Those investments form the baseline of a three-pronged endowment mode, which aims to provide broad diversification and a global perspective. Where appropriate, the firm uses alternative investments in hedge funds and hedge fund of funds, commodity funds, private equity investments, and real estate. “Our approach for each client is very specific and targeted to the individual client’s circumstances, objectives, risk preferences, and behavior,” says Shilo. “We study every client carefully, and the ultimate investment decision for client assets rest with the client team’s senior advisor.”

As Ballentine Partners continues to grow its client base, it will need even more experienced team players to add to its stable of experienced professionals. After all, says Shilo, happy, energetic, competent, and engaged teams are the very lifeblood of the firm. “Finding the right people to fill those positions is our firm’s most important, mission-critical goal,” says Shilo. “It’s also important to me, as a planner, that we find the right people and provide them with great opportunities to develop to their best potential. Ultimately, the success of our business will rest on our ability to meet those goals.”

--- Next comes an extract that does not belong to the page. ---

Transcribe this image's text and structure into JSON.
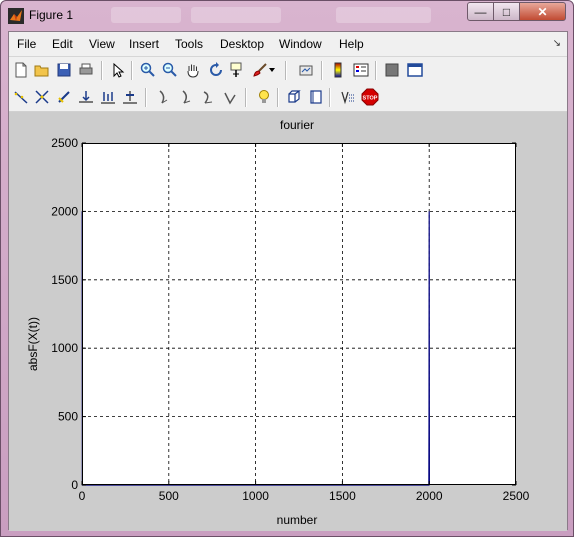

Passion for Her Career

There’s just something about a complex problem or request that gets Claudia Shilo enthused and ready to help. Her passion for numbers and challenging questions can be traced back to Shilo’s early career as a CPA, where she enjoyed poring over numbers and data to come up with effective solutions for clients. “I obviously was drawn to the financial aspect of the work,” she says, “but the fact that it also allows me to use my organizational and analytical skills makes my career especially enjoyable.”

Applying the results at the individual client or family level gives Shilo a satisfaction that was missing from her corporate CPA position, where she worked mainly with large companies. “I genuinely like to help others be the best that they can be,” she says. “In my own life and career, I’ve experienced the power of others believing in me, often more that I’ve believed in myself. That type of encouragement has led me to make choices that changed my life in ways I couldn’t have ever imagined.”


Learn more about Claudia Shilo.

Click here to read the NAPFA article.